We visited a few other lesser known pagodas, but you’ll have to take the Grasshopper Adventures morning ride to learn about them! The last temple we visited was the golden Shwezigon complex with many intricate shrines and temples. The star is, of course, the massive gold-leaf stupa. Shwezigon is open late and is near the Nyuang-U area where most travelers stay, I wish I had made it back in the evening to see the pagoda illuminated under a starry sky.
My morning eco-friendly exploration of Bagan with Grasshopper Adventures came to an end at Ye Ye’s favorite tea house, Khiang Wah. The local spot is just outside the main tourist area but still easily accessible on an E-bike. Here I had the best Shan noodles I’ve ever tasted. Be sure to order the Shan Style Noodle and the Shwe Taung Noodle. Each is ridiculously cheap at just 1,000 kyats each (US 75¢!) I went here almost daily during my five days in Bagan after Ye Ye first took me.
Continue your responsible travel explorations of Bagan by visiting the Bagan outpost of the Yangon fairtrade market, Pomelo. The vibrant shop sells locally produced artisan goods from such as woven rattan baskets from MBoutik which are made by villagers who live in the nearby dry zone. Other crafts include baskets weaved from upcycled plastic by Pokokku villagers. Many handmade souvenirs other than baskets are available from various social enterprises and cooperatives from all over Myanmar.
For dinner in Bagan head to the Sanon training restaurant for disadvantaged local at-risk youth in collaboration with the Myanmar Youth Development Institute. The nonprofit boasts a fantastic menu of innovative dishes with both Burmese and western options. They also have plenty of vegetarian and vegan options and the prices are very reasonable. All funds are reinvested back into the project that aims to train 30 students per year, students split tips amongst themselves evenly as pocket money.

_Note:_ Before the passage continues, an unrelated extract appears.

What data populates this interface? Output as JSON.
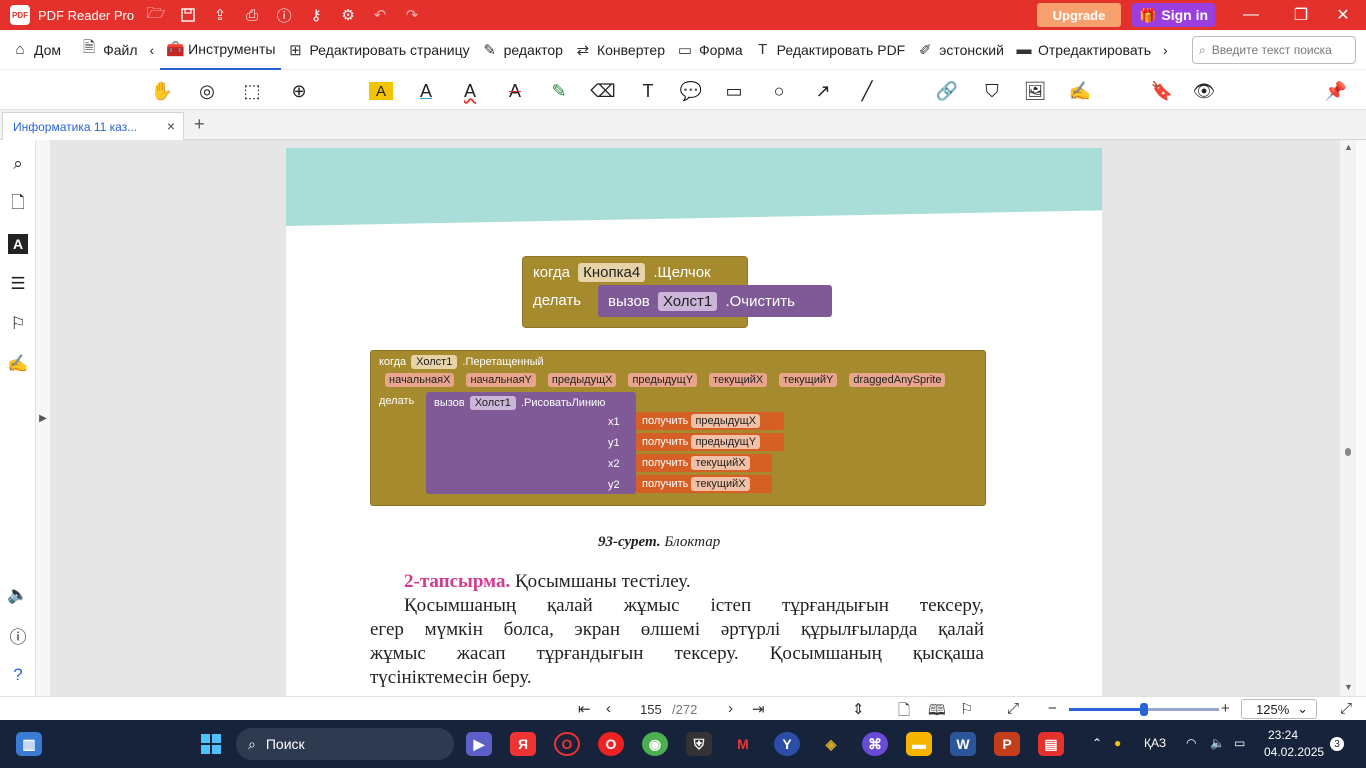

To learn more about local life in Bagan head out on this tour that will take you to remote Kyunkalay village. Your local guide will introduce you to the community projects led by ActionAid Myanmar that focus on improving infrastructure and living conditions within the underserved village.

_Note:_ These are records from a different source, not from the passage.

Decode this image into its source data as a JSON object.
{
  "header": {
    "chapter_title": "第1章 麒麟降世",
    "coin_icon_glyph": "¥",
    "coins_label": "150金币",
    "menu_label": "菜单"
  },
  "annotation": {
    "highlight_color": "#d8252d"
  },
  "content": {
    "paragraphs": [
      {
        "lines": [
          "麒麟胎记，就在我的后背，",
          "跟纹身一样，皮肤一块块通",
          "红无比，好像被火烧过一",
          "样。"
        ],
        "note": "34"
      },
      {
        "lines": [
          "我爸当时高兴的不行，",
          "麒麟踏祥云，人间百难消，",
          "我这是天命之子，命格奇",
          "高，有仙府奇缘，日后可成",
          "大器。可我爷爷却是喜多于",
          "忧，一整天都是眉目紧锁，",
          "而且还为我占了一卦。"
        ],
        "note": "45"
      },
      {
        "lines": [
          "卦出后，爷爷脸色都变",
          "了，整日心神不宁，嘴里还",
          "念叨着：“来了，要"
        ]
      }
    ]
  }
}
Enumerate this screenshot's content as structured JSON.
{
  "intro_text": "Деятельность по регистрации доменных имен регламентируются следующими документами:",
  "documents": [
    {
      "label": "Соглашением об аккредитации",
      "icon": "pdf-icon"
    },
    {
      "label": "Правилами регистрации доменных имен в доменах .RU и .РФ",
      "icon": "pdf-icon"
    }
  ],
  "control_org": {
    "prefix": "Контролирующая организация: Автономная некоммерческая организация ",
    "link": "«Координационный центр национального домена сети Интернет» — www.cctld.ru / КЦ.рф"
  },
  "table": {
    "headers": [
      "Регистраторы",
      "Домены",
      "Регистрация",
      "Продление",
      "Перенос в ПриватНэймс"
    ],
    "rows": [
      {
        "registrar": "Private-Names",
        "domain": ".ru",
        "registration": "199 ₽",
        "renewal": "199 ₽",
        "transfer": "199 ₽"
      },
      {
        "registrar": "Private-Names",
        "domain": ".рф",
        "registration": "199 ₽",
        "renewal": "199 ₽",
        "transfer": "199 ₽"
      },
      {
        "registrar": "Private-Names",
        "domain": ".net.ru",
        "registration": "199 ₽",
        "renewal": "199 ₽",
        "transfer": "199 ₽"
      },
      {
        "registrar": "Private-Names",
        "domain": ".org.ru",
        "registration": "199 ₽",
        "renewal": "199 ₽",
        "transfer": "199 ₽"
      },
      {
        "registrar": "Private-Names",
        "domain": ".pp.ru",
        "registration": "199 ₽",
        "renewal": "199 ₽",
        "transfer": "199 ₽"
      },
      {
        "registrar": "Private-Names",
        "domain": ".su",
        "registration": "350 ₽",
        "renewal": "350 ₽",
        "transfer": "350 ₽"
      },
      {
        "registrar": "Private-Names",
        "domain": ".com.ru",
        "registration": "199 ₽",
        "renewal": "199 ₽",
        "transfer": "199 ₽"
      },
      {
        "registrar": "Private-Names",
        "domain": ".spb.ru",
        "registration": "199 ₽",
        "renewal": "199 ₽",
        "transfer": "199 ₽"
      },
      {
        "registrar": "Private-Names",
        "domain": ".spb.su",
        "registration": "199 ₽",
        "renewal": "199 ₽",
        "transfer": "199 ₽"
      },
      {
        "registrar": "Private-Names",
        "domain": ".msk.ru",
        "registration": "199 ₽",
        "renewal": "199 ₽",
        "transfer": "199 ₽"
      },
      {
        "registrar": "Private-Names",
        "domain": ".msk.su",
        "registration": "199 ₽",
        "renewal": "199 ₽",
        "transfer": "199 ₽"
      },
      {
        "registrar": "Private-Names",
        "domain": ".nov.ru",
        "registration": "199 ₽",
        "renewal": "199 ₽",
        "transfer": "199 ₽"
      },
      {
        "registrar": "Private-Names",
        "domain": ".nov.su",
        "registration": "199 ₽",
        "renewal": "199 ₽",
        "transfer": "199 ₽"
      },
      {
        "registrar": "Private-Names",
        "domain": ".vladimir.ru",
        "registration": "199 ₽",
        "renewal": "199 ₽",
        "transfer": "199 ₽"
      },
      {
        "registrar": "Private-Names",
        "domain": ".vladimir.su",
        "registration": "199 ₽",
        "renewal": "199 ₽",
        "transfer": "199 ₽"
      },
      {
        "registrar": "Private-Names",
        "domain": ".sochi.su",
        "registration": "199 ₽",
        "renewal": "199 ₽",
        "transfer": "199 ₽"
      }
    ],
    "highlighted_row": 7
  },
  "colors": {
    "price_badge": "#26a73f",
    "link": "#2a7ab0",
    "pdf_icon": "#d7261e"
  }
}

Bagan became one of my favorite places in the world after my November 2017 visit and I’m already dreaming of returning. The five days I spent in Bagan was easily some of the most fascinating days I’ve spent over my three years of continuous travel. I felt a deeply spiritual connection to the sacred valley which reminded me a lot of Santa Fe, New Mexico.
Have you been to Bagan? Do you have any other responsible travel tips for Myanmar? Share with us in the comments!
Thank you Grasshoppers Adventures for hosting me. All opinions and photos are my own. This post contains affiliate links. Please read the Miss Filatelista disclosure policy for more information.